→ **What needs to be done**
State how many lines below hold the word "Store". Give that number and no other text.

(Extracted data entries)
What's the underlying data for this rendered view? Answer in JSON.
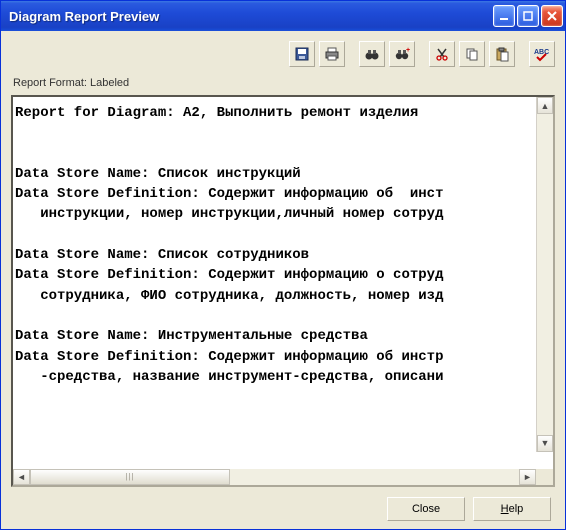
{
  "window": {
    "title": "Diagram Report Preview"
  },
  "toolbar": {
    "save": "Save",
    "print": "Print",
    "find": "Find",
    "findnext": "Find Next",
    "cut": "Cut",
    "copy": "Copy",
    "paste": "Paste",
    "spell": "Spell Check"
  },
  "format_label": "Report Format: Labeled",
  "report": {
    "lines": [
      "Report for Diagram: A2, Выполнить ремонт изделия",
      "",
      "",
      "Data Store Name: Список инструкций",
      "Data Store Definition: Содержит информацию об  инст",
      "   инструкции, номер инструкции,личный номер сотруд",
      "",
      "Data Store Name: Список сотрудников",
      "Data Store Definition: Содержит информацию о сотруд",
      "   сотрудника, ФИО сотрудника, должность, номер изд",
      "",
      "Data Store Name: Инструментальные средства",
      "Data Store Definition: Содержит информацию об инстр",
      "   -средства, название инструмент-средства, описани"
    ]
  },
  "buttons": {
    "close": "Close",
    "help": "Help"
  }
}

→ **Reply**
6